INSTRUCTIONS FOR THE TASK = Set down the records once more, please, exactly and with the pictures left out.

----- RECORDS SHOWN -----

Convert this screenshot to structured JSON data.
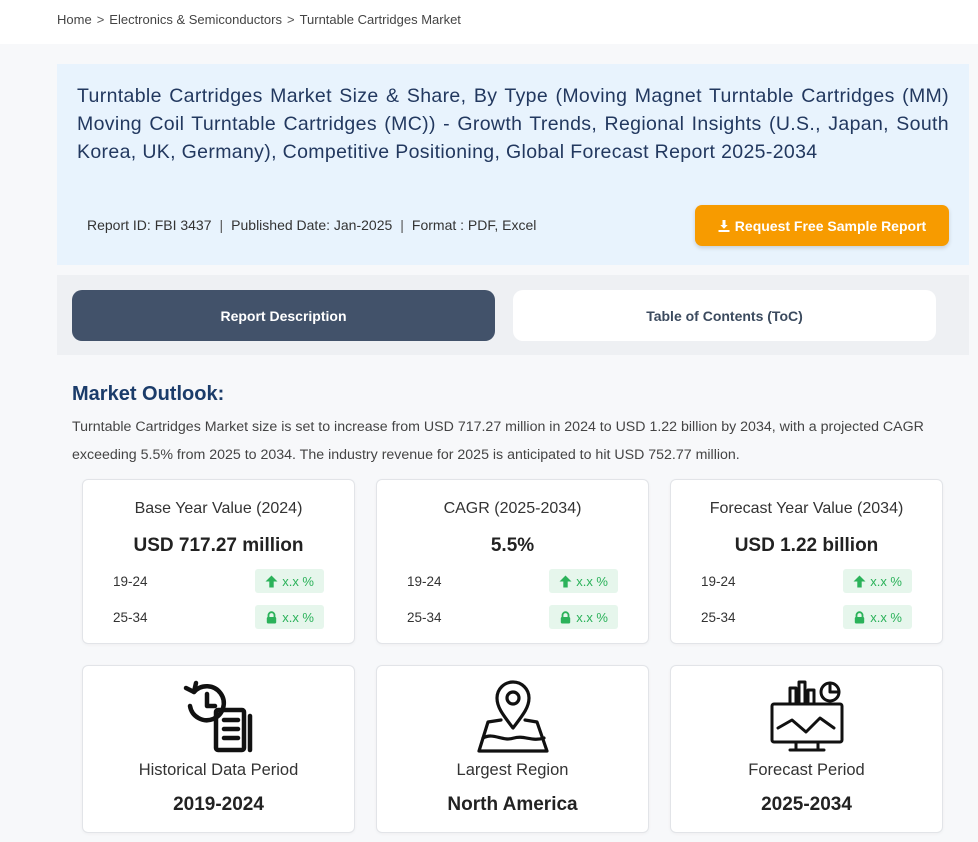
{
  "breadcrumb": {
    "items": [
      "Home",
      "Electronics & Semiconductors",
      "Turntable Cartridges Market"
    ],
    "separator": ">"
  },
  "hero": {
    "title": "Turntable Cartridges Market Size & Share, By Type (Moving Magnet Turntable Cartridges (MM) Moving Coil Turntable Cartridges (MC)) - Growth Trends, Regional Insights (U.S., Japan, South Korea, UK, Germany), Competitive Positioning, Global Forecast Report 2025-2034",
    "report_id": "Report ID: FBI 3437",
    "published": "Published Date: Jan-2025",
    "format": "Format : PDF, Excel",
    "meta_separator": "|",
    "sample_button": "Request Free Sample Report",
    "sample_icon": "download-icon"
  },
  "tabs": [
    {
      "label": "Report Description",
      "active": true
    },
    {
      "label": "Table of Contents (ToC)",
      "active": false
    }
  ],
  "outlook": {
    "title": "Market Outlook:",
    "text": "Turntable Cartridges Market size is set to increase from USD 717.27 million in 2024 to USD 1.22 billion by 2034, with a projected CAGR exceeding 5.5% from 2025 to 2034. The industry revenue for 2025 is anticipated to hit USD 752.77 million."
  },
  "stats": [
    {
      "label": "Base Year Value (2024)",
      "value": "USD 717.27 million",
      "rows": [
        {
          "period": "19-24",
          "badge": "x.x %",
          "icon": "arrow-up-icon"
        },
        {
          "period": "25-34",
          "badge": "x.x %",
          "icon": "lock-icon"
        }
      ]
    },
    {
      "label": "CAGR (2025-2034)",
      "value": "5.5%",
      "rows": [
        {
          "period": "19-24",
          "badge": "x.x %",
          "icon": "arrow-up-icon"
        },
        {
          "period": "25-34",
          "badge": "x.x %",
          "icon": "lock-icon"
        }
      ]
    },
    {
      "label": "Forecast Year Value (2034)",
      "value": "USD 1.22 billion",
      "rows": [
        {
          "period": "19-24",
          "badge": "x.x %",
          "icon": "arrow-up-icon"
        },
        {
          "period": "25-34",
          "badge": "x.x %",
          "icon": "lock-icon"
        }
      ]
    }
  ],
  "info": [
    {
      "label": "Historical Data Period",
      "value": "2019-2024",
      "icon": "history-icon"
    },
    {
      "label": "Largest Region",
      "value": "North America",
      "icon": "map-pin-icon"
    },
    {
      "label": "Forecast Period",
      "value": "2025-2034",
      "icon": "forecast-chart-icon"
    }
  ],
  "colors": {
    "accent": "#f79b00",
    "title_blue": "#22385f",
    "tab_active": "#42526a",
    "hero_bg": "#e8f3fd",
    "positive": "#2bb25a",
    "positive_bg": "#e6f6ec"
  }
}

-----

ANSWER SECTION =
Convert this screenshot to structured JSON data.
{
  "breadcrumb": {
    "items": [
      "Home",
      "Electronics & Semiconductors",
      "Turntable Cartridges Market"
    ],
    "separator": ">"
  },
  "hero": {
    "title": "Turntable Cartridges Market Size & Share, By Type (Moving Magnet Turntable Cartridges (MM) Moving Coil Turntable Cartridges (MC)) - Growth Trends, Regional Insights (U.S., Japan, South Korea, UK, Germany), Competitive Positioning, Global Forecast Report 2025-2034",
    "report_id": "Report ID: FBI 3437",
    "published": "Published Date: Jan-2025",
    "format": "Format : PDF, Excel",
    "meta_separator": "|",
    "sample_button": "Request Free Sample Report",
    "sample_icon": "download-icon"
  },
  "tabs": [
    {
      "label": "Report Description",
      "active": true
    },
    {
      "label": "Table of Contents (ToC)",
      "active": false
    }
  ],
  "outlook": {
    "title": "Market Outlook:",
    "text": "Turntable Cartridges Market size is set to increase from USD 717.27 million in 2024 to USD 1.22 billion by 2034, with a projected CAGR exceeding 5.5% from 2025 to 2034. The industry revenue for 2025 is anticipated to hit USD 752.77 million."
  },
  "stats": [
    {
      "label": "Base Year Value (2024)",
      "value": "USD 717.27 million",
      "rows": [
        {
          "period": "19-24",
          "badge": "x.x %",
          "icon": "arrow-up-icon"
        },
        {
          "period": "25-34",
          "badge": "x.x %",
          "icon": "lock-icon"
        }
      ]
    },
    {
      "label": "CAGR (2025-2034)",
      "value": "5.5%",
      "rows": [
        {
          "period": "19-24",
          "badge": "x.x %",
          "icon": "arrow-up-icon"
        },
        {
          "period": "25-34",
          "badge": "x.x %",
          "icon": "lock-icon"
        }
      ]
    },
    {
      "label": "Forecast Year Value (2034)",
      "value": "USD 1.22 billion",
      "rows": [
        {
          "period": "19-24",
          "badge": "x.x %",
          "icon": "arrow-up-icon"
        },
        {
          "period": "25-34",
          "badge": "x.x %",
          "icon": "lock-icon"
        }
      ]
    }
  ],
  "info": [
    {
      "label": "Historical Data Period",
      "value": "2019-2024",
      "icon": "history-icon"
    },
    {
      "label": "Largest Region",
      "value": "North America",
      "icon": "map-pin-icon"
    },
    {
      "label": "Forecast Period",
      "value": "2025-2034",
      "icon": "forecast-chart-icon"
    }
  ],
  "colors": {
    "accent": "#f79b00",
    "title_blue": "#22385f",
    "tab_active": "#42526a",
    "hero_bg": "#e8f3fd",
    "positive": "#2bb25a",
    "positive_bg": "#e6f6ec"
  }
}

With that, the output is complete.